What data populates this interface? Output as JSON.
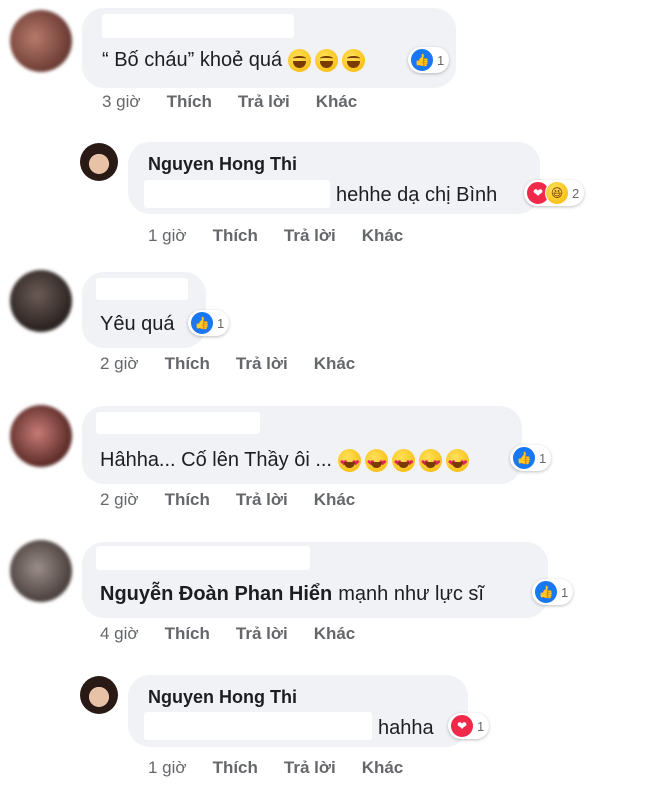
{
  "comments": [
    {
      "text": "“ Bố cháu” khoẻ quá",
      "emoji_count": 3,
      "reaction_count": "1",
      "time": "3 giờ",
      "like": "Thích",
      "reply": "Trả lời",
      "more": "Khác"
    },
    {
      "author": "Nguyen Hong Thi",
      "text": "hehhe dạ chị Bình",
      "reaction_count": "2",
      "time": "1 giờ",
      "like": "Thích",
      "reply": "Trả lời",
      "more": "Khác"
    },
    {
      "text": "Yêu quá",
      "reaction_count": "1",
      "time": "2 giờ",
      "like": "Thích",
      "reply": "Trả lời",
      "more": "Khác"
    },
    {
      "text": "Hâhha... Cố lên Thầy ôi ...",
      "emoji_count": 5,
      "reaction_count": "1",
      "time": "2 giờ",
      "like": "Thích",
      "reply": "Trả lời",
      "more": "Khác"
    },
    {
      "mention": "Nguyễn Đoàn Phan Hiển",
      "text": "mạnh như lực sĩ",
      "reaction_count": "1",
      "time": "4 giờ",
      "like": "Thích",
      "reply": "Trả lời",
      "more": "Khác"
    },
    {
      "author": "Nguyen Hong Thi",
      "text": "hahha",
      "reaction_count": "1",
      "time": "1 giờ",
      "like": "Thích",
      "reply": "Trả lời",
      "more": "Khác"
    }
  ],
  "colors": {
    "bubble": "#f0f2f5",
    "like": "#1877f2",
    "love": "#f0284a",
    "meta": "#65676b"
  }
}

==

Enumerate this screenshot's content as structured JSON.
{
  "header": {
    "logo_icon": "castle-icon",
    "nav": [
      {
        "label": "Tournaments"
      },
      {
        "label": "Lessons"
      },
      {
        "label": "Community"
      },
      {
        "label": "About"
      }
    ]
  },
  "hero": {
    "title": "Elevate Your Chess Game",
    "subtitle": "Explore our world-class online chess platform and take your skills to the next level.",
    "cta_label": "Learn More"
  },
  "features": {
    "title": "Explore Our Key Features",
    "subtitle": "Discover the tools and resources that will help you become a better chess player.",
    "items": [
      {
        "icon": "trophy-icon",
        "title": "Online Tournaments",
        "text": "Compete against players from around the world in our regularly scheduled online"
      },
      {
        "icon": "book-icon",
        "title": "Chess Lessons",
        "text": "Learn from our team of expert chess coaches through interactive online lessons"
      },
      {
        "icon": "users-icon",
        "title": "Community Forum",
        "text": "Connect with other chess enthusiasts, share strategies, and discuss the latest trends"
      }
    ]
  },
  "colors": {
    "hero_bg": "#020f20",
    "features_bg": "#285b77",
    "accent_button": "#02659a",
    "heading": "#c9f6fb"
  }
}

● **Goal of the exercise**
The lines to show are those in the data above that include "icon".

● **Your response**
    "logo_icon": "castle-icon",
        "icon": "trophy-icon",
        "icon": "book-icon",
        "icon": "users-icon",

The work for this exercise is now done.